Do not eat raw fish (such as sushi or sashimi), raw oysters, or any other raw shellfish. Make sure all fish and shellfish you eat are cooked thoroughly. Heat all casseroles to 165°F (73.9°C). Warm hot dogs and lunch meats to steaming before you eat them.
Foods to avoid during chemotherapy include:
- Unpasteurized dairy and under-cooked eggs: If it’s got a runny yolk, avoid it. If it comes straight from the udder, avoid it.
Breast cancer patients are advised not to consume shellfish (especially raw shellfish) during radiation treatment or chemotherapy because impaired immunity makes such patients more susceptible to shellfish toxins, which could make them ill and delay treatment.
Avoid raw foods like sushi and oysters during your treatment. Cook meats, fish, and poultry to a safe temperature before eating them. Can you eat seafood while on chemotherapy? If you enjoy seafood, it’s a good idea to eat two servings of fish per week when you’re in chemotherapy. That’s because it provides protein and omega-3 fatty acids (27).
Response to your question in video format

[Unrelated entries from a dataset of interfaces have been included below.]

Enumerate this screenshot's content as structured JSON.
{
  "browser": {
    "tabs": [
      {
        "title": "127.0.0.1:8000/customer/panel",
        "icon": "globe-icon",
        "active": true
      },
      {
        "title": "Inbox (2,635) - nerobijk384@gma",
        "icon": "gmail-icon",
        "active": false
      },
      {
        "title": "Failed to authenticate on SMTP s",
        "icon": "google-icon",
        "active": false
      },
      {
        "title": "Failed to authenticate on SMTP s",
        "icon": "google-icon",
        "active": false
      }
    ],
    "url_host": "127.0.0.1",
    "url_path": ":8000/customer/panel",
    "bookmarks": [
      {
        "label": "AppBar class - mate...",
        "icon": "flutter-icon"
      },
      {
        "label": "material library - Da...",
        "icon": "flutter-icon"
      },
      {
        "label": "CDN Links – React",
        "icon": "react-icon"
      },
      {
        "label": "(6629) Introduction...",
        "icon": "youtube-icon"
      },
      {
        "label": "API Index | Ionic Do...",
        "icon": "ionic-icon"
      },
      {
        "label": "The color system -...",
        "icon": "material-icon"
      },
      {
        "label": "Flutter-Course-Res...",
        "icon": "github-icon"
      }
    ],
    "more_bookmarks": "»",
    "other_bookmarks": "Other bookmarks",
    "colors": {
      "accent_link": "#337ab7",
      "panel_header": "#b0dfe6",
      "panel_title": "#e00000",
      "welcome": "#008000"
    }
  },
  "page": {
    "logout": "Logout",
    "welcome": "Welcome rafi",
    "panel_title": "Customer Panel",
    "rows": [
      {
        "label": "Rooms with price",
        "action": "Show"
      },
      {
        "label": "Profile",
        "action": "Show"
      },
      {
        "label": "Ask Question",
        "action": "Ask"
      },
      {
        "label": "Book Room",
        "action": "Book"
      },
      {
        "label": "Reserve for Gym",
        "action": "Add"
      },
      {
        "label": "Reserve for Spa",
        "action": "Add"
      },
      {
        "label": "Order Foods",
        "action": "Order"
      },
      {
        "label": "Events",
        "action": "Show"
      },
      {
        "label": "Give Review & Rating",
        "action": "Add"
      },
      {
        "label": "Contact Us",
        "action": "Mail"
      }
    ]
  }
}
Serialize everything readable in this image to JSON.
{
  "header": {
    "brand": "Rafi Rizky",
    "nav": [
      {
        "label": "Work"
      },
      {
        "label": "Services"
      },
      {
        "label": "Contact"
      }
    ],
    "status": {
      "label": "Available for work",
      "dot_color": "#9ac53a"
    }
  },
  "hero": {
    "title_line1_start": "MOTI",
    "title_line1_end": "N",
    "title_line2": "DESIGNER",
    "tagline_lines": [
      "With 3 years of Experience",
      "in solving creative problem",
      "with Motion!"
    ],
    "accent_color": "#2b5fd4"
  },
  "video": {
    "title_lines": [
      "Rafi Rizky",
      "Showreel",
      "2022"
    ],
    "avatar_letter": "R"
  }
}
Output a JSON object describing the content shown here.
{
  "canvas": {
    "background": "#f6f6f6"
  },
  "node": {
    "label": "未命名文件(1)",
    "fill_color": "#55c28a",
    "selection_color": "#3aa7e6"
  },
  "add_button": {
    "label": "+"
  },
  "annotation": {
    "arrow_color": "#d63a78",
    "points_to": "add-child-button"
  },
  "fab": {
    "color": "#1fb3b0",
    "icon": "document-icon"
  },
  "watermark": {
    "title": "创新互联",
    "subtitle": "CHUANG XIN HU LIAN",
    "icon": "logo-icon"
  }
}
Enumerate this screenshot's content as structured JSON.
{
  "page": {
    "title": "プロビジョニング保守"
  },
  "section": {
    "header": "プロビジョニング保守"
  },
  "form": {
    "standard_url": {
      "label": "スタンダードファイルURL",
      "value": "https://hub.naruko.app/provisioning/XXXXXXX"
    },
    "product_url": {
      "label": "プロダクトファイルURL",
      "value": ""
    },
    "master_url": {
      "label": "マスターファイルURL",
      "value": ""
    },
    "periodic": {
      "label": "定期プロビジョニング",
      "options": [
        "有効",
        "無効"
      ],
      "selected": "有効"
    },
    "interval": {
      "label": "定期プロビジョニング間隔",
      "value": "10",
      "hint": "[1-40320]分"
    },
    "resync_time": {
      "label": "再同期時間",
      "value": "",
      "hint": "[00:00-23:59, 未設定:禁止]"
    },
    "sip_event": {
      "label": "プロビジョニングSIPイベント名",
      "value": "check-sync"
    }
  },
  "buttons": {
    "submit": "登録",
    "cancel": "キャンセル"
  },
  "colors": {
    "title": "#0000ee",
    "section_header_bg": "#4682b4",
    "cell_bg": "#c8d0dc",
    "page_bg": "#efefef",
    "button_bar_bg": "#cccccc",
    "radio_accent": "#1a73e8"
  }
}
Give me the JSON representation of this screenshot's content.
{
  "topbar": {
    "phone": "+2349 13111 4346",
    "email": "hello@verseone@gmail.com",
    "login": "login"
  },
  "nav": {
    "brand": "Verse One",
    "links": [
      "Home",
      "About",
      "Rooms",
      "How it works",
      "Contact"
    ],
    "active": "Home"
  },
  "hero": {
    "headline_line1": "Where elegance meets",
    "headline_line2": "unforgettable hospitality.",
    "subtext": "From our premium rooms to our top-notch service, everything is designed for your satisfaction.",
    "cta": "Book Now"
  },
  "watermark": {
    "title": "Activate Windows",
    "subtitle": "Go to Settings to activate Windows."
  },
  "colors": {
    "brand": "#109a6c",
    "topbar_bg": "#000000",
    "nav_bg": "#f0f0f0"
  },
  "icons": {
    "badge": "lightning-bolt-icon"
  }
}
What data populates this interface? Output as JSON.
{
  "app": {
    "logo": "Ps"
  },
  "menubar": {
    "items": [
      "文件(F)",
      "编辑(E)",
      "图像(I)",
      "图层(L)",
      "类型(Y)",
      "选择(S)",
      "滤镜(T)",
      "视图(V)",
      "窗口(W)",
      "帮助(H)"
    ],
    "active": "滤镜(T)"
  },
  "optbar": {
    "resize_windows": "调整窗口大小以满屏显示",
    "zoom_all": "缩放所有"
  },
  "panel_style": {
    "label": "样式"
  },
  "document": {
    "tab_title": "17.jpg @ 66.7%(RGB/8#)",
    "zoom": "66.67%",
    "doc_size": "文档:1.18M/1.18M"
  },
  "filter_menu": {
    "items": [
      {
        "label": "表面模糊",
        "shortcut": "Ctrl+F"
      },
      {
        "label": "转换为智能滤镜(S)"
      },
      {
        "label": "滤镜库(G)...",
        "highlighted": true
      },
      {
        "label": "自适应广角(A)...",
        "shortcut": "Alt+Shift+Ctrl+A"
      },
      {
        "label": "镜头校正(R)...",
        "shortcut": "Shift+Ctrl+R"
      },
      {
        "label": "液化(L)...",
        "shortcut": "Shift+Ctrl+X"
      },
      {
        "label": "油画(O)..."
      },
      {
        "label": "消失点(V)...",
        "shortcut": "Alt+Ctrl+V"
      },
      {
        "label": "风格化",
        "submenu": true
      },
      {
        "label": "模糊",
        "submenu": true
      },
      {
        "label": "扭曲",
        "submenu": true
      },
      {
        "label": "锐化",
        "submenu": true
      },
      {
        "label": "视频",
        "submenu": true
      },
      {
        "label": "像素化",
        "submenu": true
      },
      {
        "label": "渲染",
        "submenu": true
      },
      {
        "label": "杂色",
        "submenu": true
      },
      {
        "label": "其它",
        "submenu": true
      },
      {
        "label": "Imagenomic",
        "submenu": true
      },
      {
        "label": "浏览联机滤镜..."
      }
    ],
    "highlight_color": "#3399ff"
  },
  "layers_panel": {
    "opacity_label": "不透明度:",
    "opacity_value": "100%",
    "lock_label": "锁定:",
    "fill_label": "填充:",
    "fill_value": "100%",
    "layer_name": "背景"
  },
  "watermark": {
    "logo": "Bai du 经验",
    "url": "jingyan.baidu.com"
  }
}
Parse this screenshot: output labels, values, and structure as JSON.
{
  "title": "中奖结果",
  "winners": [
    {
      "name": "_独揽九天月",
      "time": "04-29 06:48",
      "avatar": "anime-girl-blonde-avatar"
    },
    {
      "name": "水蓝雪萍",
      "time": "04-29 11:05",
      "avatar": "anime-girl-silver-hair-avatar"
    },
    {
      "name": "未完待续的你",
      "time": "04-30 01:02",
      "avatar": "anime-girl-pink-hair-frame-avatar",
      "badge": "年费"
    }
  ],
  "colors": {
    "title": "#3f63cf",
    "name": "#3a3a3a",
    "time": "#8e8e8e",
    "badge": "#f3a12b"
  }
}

In this video, Dr. Brian D. Lawenda discusses the potential protective effect of consuming fish in lowering the risk of cancer. Research suggests that eating omega-3 rich fish like Salmon, Cod, Mackerel, and Sardines can have a positive impact on cancer prevention due to the anti-inflammatory properties of omega-3 fatty acids. The recommendation is to have one or two servings of these fish per week. However, conflicting studies exist, emphasizing the need for further research to better understand the relationship between fish consumption and cancer risk.